Hughes, an energy analyst and earth scientist with a record of accurate and reliable energy reports, worked for 32 years for the federal government where he directed research on unconventional gas and coal for Natural Resources Canada until he retired in 2008. He prepared the report for Corporate Mapping Project, which is jointly led by the University of Victoria, Canadian Centre for Policy Alternatives and the Parkland Institute.

Instead of approving projects that liquidate valuable resources for short-term political gain, the federal government needs to develop a credible energy plan for all Canadians, added Hughes.

Hughes’s analysis reinforces the findings of other economists who challenged the Muse report and the NEB’s uncritical adoption of its economic scenarios.

Independent economist Robyn Allan, for example, was among the first to debunk the argument still employed by Alberta’s NDP government that Trans Mountain would bring increased prices and that Canada was stuck taking a discounted price from U.S. buyers.

“Oil price and supply evidence continues to clearly show there is no economic case for the Trans Mountain expansion project. Moreover, there is not a market for Alberta’s bitumen in Asia,” Allan told The Tyee.

She said the National Energy Board conducted an unreasonably narrow review, relied on flawed analysis, failed to test the evidence it had before it and did not seek timely and reliable data.

In her 2016 economic review of the Kinder Morgan project for the Tsleil-Waututh Nation, Allan concluded that the project would have “a net negative impact on the Canadian economy because its economic benefits do not outweigh its economic costs or economic risks and because it is not needed to deliver crude oil to market.”

Despite these findings, Alberta Premier Rachel Notley continues to argue that the economic case for Kinder Morgan is “exceptionally strong.”

However, prospects for the project are worsening.

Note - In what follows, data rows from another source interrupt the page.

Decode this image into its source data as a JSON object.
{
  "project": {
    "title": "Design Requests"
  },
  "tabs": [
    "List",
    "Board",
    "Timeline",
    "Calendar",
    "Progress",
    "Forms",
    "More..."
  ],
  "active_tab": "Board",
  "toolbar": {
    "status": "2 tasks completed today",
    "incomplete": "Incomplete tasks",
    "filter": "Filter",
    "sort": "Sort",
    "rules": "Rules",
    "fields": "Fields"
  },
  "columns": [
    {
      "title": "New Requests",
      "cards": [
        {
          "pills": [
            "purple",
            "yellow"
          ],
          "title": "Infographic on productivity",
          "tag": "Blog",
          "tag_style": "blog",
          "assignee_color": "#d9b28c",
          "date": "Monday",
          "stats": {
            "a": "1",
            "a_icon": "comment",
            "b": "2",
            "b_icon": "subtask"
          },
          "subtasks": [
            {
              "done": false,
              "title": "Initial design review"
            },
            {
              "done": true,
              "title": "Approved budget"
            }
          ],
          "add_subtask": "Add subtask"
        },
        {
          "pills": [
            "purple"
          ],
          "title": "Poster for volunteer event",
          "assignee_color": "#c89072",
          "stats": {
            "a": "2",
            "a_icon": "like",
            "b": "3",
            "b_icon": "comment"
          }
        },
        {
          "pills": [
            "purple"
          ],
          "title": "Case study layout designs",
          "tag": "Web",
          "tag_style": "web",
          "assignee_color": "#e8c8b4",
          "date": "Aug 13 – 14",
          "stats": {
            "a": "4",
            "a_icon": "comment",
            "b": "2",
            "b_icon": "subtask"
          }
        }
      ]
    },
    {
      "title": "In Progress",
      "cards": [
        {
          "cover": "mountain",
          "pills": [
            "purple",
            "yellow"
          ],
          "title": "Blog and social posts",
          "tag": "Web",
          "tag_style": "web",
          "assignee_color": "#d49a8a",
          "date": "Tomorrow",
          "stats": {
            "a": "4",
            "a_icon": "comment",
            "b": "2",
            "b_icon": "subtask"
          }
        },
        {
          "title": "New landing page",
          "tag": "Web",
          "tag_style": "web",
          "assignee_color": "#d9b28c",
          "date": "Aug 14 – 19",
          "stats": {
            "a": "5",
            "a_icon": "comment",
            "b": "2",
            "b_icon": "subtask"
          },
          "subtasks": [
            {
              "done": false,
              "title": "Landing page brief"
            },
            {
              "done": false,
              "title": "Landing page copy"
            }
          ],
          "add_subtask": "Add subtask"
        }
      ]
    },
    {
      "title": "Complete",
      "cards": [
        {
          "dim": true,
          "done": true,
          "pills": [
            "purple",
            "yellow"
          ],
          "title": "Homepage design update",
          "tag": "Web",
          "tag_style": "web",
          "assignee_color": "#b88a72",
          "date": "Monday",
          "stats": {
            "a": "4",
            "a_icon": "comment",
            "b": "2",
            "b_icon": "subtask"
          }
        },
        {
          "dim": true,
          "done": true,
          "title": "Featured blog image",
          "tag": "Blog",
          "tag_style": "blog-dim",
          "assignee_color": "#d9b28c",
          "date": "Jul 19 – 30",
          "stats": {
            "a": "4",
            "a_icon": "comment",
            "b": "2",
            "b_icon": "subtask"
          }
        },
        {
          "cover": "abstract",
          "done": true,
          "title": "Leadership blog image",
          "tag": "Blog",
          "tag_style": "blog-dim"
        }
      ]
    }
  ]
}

The NDP and Green alliance set to form government in B.C. has pledged to oppose the pipeline expansion.

Meanwhile municipalities, First Nations and other civil groups have launched legal actions to block the project.

The pipeline is now the subject of 19 separate legal proceedings, including seven challenging the National Energy Board’s go-ahead for the project and nine challenging the federal cabinet’s approval. Another three cases have challenged the B.C. provincial approval granted by the BC Liberal government.

Some investors are also raising doubts about the ability of Kinder Morgan’s Canadian subsidiary to raise money for a megaproject originally billed at $5.5 billion. Kinder Morgan now says it will cost at least $7.4 billion.

The Canadian subsidiary is already $1.4 billion in debt while the Houston-based parent firm reports that its net debt ($35 billion) represents 81 per cent of the company’s $43-billion market value.  [Tyee]

  • Share:

Facts matter. Get The Tyee's in-depth journalism delivered to your inbox for free

Tyee Commenting Guidelines

Comments that violate guidelines risk being deleted, and violations may result in a temporary or permanent user ban. Maintain the spirit of good conversation to stay in the discussion.
*Please note The Tyee is not a forum for spreading misinformation about COVID-19, denying its existence or minimizing its risk to public health.


  • Be thoughtful about how your words may affect the communities you are addressing. Language matters
  • Challenge arguments, not commenters
  • Flag trolls and guideline violations
  • Treat all with respect and curiosity, learn from differences of opinion
  • Verify facts, debunk rumours, point out logical fallacies
  • Add context and background
  • Note typos and reporting blind spots
  • Stay on topic

Do not:

  • Use sexist, classist, racist, homophobic or transphobic language
  • Ridicule, misgender, bully, threaten, name call, troll or wish harm on others
  • Personally attack authors or contributors
  • Spread misinformation or perpetuate conspiracies
  • Libel, defame or publish falsehoods
  • Attempt to guess other commenters’ real-life identities
  • Post links without providing context


The Barometer

Do You Think Trudeau Will Survive the Next Election?

Take this week's poll